Marvel’s Eternals is one of those concepts that’s hard to make stick.
It’s been tried many times in the god-like characters’ history, from their creation by the legendary Jack Kirby to greats like Roy Thomas, Walt Simonson, and more. The concepts were interesting, and the characters fascinating, but they were almost too big for the Marvel Universe. So outside of the occasional appearance, and Sersi’s Avengers membership through the ’90s, the characters were more or less dormant for decades.
In 2006, for the franchise’s thirtieth anniversary, Marvel attempted to integrate the characters into the larger universe on a scale they hadn’t really attempted yet. To do it, they recruited an A-list creative team and gave them seven issues to reinvent Kirby’s classic characters. With Neil Gaiman, John Romita Jr., Danny Miki, Matt Hollingsworth, and Todd Klein at the helm, it was a set-up for success.
Across the world, 100 ordinary humans wake up knowing there’s something different about themselves. Meanwhile a dreaming cosmic being stirs in its resting place. Mark Curry, Ike Harris, Thena Eliot and Sersi are about to be drawn together in a battle to save the entire planet.

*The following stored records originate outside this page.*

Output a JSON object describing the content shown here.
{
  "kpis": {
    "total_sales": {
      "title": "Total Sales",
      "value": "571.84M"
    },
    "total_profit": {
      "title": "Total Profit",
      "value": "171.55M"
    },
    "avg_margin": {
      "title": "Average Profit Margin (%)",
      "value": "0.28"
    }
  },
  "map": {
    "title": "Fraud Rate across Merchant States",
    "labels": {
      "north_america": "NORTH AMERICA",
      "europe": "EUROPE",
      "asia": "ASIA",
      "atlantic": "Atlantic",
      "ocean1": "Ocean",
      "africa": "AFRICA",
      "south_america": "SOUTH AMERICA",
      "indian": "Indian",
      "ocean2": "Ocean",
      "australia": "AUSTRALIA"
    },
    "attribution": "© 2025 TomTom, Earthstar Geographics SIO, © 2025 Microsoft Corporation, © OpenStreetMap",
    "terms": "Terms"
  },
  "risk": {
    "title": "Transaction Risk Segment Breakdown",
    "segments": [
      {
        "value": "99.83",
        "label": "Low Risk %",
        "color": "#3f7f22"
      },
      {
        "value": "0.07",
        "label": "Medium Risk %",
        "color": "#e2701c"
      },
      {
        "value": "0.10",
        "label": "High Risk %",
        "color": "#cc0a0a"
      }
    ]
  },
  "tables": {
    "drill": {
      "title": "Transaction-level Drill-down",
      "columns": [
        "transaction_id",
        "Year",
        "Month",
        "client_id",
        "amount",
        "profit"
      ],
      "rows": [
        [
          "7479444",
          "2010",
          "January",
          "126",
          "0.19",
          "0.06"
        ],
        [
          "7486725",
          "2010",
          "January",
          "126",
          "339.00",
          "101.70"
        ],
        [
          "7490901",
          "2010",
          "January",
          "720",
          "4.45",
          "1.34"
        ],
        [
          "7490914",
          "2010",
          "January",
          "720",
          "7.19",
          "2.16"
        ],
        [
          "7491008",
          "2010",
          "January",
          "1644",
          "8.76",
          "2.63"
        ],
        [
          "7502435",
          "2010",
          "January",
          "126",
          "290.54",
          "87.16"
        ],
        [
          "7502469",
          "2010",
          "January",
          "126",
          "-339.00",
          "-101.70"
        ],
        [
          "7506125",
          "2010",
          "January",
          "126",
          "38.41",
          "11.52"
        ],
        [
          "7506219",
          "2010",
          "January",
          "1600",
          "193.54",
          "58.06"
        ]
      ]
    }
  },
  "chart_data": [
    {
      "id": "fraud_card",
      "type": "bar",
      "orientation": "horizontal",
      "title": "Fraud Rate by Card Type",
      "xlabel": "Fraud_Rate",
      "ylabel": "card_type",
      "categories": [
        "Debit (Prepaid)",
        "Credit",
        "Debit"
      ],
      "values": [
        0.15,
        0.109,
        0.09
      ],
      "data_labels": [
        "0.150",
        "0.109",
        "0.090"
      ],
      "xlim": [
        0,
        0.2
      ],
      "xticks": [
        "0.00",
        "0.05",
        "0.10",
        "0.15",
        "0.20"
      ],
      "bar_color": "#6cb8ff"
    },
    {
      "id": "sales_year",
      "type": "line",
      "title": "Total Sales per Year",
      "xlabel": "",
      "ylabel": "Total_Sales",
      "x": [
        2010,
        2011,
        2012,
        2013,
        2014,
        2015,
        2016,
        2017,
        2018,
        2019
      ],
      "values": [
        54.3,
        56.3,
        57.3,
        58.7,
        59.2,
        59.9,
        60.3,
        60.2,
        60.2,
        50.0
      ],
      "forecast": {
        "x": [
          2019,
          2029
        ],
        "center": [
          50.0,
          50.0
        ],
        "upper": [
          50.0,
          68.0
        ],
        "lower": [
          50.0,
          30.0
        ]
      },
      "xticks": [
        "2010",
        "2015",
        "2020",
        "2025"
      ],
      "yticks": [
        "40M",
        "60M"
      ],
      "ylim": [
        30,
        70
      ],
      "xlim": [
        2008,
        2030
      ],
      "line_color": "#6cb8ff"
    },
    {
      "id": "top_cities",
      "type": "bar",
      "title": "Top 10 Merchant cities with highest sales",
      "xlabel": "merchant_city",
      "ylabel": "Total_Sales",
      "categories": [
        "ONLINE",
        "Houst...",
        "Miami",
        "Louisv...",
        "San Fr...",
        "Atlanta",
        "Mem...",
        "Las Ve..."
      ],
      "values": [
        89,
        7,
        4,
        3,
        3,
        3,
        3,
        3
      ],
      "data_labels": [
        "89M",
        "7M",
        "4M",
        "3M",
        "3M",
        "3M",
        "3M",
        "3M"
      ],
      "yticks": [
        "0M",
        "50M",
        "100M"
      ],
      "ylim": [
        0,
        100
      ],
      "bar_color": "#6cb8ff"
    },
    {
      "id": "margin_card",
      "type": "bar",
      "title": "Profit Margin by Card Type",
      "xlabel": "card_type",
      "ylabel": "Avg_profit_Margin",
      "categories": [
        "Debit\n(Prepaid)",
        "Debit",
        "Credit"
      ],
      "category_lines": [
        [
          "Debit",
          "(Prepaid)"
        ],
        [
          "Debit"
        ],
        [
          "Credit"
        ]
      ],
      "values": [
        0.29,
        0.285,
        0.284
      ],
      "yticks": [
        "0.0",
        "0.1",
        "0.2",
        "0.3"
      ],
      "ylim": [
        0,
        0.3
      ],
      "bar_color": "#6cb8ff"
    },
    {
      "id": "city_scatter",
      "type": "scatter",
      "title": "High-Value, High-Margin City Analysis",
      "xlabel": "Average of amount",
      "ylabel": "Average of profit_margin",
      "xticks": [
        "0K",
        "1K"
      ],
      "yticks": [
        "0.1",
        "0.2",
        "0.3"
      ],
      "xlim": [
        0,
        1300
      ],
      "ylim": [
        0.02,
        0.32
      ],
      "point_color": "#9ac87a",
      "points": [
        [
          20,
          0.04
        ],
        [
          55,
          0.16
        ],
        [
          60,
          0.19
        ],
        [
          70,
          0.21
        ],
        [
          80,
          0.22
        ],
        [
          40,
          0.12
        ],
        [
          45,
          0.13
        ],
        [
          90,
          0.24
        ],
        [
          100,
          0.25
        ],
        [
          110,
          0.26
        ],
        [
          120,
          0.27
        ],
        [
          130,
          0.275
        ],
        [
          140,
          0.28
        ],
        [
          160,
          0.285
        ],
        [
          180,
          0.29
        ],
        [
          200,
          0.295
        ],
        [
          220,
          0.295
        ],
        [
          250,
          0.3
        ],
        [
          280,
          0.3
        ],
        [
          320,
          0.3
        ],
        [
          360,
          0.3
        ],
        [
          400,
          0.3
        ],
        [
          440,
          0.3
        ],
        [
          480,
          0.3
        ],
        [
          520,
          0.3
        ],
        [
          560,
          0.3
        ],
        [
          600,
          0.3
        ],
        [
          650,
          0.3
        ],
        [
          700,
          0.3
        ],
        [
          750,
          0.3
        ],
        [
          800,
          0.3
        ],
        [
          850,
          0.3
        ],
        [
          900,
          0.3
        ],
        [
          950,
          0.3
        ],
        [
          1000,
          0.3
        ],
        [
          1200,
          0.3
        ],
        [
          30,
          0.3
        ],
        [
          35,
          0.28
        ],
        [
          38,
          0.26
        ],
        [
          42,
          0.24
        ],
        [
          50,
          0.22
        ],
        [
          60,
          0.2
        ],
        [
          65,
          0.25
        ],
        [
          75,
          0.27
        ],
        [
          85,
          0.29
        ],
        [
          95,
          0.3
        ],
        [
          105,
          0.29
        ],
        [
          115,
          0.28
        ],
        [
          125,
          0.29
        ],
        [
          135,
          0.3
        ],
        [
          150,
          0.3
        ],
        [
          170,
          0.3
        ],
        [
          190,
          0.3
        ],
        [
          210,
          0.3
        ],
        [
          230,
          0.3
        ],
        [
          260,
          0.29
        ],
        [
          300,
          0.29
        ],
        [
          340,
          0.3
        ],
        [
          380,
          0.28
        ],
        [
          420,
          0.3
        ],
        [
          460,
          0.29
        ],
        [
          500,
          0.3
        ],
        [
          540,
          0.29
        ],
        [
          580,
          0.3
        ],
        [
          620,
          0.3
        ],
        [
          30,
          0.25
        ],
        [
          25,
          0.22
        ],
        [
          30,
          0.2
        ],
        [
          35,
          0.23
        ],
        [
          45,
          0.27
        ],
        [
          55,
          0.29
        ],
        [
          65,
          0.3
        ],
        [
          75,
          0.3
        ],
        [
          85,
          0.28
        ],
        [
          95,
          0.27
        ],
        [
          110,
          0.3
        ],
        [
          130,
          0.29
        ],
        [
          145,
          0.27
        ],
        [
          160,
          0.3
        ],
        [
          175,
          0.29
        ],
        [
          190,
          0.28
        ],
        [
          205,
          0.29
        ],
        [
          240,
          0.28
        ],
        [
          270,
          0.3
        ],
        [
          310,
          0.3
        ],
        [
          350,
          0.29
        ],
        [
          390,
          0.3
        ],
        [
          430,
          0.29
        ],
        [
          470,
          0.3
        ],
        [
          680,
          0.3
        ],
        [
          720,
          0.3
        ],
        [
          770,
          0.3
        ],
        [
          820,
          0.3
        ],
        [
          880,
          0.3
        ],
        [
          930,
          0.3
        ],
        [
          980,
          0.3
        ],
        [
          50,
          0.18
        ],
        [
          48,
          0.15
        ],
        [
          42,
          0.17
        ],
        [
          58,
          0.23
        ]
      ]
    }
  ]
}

This wasn’t Gaiman’s first Marvel story, but really I feel like it’s the most successful at being a Marvel story. He makes these god-like characters relatable, and down-to-Earth, especially before they ascend back up to the heavens. However, he made sure they didn’t lose that after they had transformed into their superhuman selves, such as Makkari mourning his human life, or Thena continuing to protect her son.
There are a few plot points that don’t land, largely because they feel like something we’ve seen before. Sprite’s entire motivation feels like a direct parallel of Pinnochio’s in Vertigo Comics’ Fables. The “gods hidden as men” plot is something Gaiman floated for a proposed Thor series that was later used by other writers. It’s an interesting character-driven read, but it’s not the most innovative.
Romita and Miki put in strong work through the series. Interestingly, the most mundane aspects of the story, such as Sersi’s party or Mark’s work struggles, are the best looking parts of the story. It’s incredibly unconventional throughout, and Romita leans into that in his line work to create a great read. It does get a little stiff and clunky in a few spots towards the end but it’s generally pretty strong.
Though I’m still not fully in on the Eternals as a concept, between this series and the more recent (and currently running) volume I’m significantly more interested now. Or at least understanding them better and may have to pick up more.
The Eternals is available now from Marvel Comics.